As the datafile has been updated with the new data but the SCN has been frozen. If I fire the below command.
alter tablespace xxx end backup;
how will oracle manage the frozen header value once the backup is end.how will it sync the SCN value with the new updated data in the datafile header.

Thanks!!!
Tom Kyte
December 07, 2012 - 4:43 am UTC

it doesn't sync the SCN with the datafile header, it will sync the datafile header with the SCN.

The last completed checkpoint operation would be recorded in the datafile - so that during recovery of that file in the future - we would know what redo we might possibly need in order to fully recover the file.

Thanks to elaborate

Garima, February 01, 2013 - 12:50 pm UTC

Very Useful information. Really given a clear understanding how's the oracle works while in HOT BACKUP MODE.

Recover using the backup controlfile

V V, March 07, 2013 - 12:41 pm UTC

Tom,
I have this lingering doubt for long. Can you please clear it for me ?

When the Oracle DBMS can figure out from the SCN#s in the controlfile and the datafile headers that the controlfile that we are using is older than the Datafile, then why does it asks the user to provide explicitly "backup controlfile" while doing a recover ? It knows the Start SCN from the Datafile, and the End SCN from the redologs and the remaining from the archivelogs and it can move smoothly without the user intervention, right ?
If incomplete recovery is the main idea then anyway incomplete recovery can be done from any controlfile ( new or old ), correct ?


Thanks

V V
Tom Kyte
March 07, 2013 - 1:10 pm UTC

it is a way to telling us "this is not the current control file" - that is pretty much it. You are saying "do not recover this database up to the point in time in the control file this is a backup we are going to be applying redo until we cancel"

RMAN/insert/select

Chakra, October 07, 2013 - 7:22 pm UTC

Hi Tom,

1) RMAN online full backup is running
2) Insert into user tables is also happening same time/
3) some select query is also running

so will RMAN wait until insert/select complete?
will RMAN wait until insert complte?

what exactly RMAN do (mechanism) on data during backup?
Tom Kyte
October 09, 2013 - 5:47 pm UTC

No, rman does hot backups with the database open. It will backup constantly even while modifications are happening.

it will back up "fuzzy" datafiles that need redo (archived and online) to restore with.
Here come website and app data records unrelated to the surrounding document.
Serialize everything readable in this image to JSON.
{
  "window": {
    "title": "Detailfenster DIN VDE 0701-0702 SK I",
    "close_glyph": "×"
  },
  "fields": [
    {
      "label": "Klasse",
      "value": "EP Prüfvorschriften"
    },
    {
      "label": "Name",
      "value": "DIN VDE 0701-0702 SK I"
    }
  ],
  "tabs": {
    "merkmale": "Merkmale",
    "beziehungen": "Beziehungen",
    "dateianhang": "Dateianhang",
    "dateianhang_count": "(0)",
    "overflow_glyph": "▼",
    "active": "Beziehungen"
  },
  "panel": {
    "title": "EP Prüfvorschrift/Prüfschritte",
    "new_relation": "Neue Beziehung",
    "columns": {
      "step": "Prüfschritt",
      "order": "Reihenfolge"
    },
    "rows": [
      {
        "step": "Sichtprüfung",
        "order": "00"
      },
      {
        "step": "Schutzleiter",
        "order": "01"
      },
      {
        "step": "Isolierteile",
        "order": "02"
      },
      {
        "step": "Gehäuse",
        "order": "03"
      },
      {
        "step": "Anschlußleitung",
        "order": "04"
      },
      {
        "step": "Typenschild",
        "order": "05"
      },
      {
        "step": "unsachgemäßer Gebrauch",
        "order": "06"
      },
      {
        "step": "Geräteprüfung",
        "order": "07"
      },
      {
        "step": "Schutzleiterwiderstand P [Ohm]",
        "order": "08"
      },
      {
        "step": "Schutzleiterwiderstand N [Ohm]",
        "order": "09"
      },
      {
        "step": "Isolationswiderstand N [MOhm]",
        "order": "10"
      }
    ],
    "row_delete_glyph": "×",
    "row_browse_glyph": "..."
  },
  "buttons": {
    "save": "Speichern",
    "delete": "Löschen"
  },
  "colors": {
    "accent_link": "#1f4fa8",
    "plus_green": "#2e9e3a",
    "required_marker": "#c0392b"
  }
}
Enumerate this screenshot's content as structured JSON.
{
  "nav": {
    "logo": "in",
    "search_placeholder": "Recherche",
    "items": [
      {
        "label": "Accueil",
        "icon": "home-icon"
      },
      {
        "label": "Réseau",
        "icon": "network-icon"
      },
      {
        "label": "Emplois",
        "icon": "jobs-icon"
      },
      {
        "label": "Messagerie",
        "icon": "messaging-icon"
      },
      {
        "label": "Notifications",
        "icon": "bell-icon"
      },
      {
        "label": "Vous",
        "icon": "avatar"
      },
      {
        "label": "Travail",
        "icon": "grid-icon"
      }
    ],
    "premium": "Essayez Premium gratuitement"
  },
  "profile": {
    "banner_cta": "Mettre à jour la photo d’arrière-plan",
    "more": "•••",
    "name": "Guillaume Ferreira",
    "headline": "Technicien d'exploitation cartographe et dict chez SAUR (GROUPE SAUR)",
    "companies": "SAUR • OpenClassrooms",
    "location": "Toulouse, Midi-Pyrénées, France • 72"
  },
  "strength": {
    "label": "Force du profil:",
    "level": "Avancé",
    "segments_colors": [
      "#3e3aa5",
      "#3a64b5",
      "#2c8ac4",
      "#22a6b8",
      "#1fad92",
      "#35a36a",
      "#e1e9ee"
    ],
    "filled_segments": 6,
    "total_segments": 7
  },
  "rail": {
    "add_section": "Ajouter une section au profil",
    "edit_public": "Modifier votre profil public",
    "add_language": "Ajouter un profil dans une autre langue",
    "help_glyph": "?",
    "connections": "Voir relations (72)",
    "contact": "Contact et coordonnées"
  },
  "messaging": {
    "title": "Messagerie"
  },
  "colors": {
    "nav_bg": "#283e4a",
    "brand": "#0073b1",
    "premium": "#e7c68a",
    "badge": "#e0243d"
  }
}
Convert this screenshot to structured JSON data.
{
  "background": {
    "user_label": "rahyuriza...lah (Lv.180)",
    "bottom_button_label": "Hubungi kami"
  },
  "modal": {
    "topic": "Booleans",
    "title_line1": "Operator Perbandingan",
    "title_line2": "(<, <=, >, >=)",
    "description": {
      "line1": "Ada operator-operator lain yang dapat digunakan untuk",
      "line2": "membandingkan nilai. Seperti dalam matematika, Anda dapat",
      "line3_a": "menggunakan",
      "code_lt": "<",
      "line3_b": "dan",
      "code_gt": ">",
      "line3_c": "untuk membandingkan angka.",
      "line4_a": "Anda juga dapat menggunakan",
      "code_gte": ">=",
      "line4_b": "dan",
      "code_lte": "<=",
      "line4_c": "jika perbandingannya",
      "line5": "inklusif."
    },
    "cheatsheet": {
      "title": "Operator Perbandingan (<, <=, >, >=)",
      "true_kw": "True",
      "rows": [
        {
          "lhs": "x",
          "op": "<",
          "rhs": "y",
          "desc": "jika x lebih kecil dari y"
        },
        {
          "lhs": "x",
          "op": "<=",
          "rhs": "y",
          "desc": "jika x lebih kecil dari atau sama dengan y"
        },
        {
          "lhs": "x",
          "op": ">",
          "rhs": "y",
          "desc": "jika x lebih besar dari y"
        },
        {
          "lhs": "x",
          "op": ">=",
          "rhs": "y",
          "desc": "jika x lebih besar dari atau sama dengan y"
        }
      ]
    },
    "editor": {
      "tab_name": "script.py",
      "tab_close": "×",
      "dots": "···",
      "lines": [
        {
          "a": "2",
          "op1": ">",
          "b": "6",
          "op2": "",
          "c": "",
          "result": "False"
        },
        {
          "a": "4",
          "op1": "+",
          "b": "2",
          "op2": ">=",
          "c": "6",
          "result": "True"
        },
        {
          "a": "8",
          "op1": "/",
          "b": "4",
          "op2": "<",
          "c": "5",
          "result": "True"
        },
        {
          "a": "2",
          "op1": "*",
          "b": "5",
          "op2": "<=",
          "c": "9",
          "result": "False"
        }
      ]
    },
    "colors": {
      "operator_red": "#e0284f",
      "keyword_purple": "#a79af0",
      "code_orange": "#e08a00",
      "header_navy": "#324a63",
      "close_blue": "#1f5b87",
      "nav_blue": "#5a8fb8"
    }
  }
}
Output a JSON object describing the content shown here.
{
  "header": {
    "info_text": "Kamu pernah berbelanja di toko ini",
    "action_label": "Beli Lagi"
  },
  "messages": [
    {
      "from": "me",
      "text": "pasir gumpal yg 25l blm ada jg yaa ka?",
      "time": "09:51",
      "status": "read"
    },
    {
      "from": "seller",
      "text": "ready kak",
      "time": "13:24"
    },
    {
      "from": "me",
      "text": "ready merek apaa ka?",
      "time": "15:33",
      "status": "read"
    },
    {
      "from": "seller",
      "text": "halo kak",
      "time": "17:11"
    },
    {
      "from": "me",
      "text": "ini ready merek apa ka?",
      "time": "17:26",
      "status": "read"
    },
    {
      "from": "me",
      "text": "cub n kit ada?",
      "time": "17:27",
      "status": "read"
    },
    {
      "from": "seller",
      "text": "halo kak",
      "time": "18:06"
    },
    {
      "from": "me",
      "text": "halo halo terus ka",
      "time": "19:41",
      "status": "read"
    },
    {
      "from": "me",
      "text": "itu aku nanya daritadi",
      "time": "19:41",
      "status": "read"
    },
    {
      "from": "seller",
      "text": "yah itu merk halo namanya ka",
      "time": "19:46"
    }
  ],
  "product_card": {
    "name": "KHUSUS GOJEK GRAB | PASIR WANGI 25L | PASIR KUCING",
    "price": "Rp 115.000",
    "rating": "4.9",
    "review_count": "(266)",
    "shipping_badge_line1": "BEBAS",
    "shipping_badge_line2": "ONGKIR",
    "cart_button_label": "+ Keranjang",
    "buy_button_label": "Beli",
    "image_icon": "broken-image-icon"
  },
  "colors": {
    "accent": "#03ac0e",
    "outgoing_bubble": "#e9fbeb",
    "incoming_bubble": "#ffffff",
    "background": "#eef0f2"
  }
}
It will just read what it sees on disk and later during recovery would use redo information to restore the files to the same point in time so they are all in sync with each other.